What Cells Defend Against Infection?

How does the white blood cell defend the body?

White blood cell, also called leukocyte or white corpuscle, a cellular component of the blood that lacks hemoglobin, has a nucleus, is capable of motility, and defends the body against infection and disease by ingesting foreign materials and cellular debris, by destroying infectious agents and cancer cells, or by ….

What are signs of a weak immune system?

6 Signs You Have a Weakened Immune SystemYour Stress Level is Sky-High. … You Always Have a Cold. … You Have Lots of Tummy Troubles. … Your Wounds Are Slow to Heal. … You Have Frequent Infections. … You Feel Tired All the Time. … Ways to Boost Your Immune System.

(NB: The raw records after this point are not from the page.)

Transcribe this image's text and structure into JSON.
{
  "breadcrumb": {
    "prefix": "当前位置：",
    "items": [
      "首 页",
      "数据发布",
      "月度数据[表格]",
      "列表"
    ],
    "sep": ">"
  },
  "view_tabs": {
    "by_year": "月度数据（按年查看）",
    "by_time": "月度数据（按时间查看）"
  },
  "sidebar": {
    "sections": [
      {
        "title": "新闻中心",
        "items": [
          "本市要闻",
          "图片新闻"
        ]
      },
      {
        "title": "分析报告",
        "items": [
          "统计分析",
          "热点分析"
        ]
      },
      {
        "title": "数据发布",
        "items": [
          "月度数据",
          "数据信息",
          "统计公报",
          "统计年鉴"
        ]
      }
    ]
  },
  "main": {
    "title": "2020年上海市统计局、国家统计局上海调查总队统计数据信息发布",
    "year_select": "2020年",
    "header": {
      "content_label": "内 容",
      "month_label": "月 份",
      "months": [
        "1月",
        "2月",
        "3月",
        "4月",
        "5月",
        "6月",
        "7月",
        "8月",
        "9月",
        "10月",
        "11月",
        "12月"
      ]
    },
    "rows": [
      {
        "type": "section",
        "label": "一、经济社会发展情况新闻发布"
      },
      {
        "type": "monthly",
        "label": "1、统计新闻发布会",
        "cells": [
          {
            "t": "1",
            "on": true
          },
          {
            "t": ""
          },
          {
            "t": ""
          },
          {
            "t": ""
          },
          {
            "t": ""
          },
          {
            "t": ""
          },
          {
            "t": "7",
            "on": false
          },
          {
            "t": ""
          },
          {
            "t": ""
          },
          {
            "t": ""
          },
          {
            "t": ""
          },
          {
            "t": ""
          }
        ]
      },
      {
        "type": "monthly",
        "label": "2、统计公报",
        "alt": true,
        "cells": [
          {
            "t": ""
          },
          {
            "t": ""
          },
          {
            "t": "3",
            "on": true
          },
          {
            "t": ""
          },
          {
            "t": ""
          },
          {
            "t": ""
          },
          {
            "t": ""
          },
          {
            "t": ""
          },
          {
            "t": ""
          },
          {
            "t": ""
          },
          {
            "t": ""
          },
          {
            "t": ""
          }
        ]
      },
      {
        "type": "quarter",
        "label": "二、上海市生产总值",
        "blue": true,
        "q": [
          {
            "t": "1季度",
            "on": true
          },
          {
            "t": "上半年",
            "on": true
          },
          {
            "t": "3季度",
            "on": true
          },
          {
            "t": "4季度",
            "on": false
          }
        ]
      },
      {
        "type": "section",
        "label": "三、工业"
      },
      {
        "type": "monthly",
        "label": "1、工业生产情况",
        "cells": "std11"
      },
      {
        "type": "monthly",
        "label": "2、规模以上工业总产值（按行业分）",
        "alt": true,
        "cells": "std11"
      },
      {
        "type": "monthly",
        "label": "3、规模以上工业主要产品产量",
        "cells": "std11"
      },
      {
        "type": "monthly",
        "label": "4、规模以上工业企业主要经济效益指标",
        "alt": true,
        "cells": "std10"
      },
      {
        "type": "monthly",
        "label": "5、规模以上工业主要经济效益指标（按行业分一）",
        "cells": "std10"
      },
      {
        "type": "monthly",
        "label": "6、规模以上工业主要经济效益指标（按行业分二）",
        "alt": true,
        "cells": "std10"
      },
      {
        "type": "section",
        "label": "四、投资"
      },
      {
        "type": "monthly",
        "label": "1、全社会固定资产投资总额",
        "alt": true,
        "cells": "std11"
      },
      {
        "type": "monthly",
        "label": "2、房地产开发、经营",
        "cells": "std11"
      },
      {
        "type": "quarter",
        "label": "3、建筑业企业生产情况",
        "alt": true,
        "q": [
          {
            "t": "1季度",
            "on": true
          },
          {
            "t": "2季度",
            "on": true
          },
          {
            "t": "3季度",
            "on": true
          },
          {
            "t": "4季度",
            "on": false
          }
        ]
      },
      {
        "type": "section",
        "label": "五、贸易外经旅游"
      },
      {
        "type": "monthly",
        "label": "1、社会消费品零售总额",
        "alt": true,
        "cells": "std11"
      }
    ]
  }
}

How white blood cells kill viruses?

Antibodies bind to viruses, marking them as invaders so that white blood cells can engulf and destroy them. Until recently, antibodies were thought to protect on the outside of cells. TRIM21 binds to viruses on the inside of cells.

How does the skin defend against infection?

Skin. The skin covers almost all parts of your body to prevent infection from pathogens. If it is cut or grazed it immediately begins to heal itself, often by forming a scab, which prevents infection as the skin acts as a physical barrier.

What is the body’s first line of defense against bacteria and viruses?

The first line of defence (or outside defence system) includes physical and chemical barriers that are always ready and prepared to defend the body from infection. These include your skin, tears, mucus, cilia, stomach acid, urine flow, ‘friendly’ bacteria and white blood cells called neutrophils.

What are signs of a strong immune system?

Your body shows signs of a strong immune system pretty often. One example is when you get a mosquito bite. The red, bumpy itch is a sign of your immune system at work. The flu or a cold is a typical example of your body failing to stop the germs/bacteria before they get in.

What foods boost white blood cells?

Most people turn to vitamin C after they’ve caught a cold. That’s because it helps build up your immune system. Vitamin C is thought to increase the production of white blood cells. These are key to fighting infections….Popular citrus fruits include:grapefruit.oranges.tangerines.lemons.limes.clementines.

How does blood defend against diseases?

White blood cells defend the body against infections, foreign materials, and abnormal cells. The platelets in blood enable the clotting, or coagulation, of blood. When bleeding occurs, the platelets group together to create a clot.

How can the skin be considered part of the immune system?

In addition to providing a passive physical barrier against infection, the skin also contains elements of the innate and adaptive immune systems which allows it to actively fight infections. … The skin acts as a barrier, a kind of sheath, made of several layers of cells and their related glands.

How can I strengthen my immune system?

Healthy ways to strengthen your immune systemDon’t smoke.Eat a diet high in fruits and vegetables.Exercise regularly.Maintain a healthy weight.If you drink alcohol, drink only in moderation.Get adequate sleep.Take steps to avoid infection, such as washing your hands frequently and cooking meats thoroughly.More items…•

How can I raise my white blood cells fast?

15 Foods That Boost the Immune SystemCitrus fruits.Red bell peppers.Broccoli.Garlic.Ginger.Spinach.Yogurt.Almonds.More items…•

What cells in the blood defend against infection?

White blood cells are also called leukocytes. They protect you against illness and disease. Think of white blood cells as your immunity cells.

What defends against infection?

Natural barriers and the immune system defend the body against organisms that can cause infection. (See also Lines of Defense.) Natural barriers include the skin, mucous membranes, tears, earwax, mucus, and stomach acid. Also, the normal flow of urine washes out microorganisms that enter the urinary tract.

What are the body’s three defenses?

The Immune System has 3 Lines of Defense Against Foreign Pathogens:Physical and Chemical Barriers (Innate Immunity)Nonspecific Resistance (Innate Immunity)Specific Resistance (Acquired Immunity)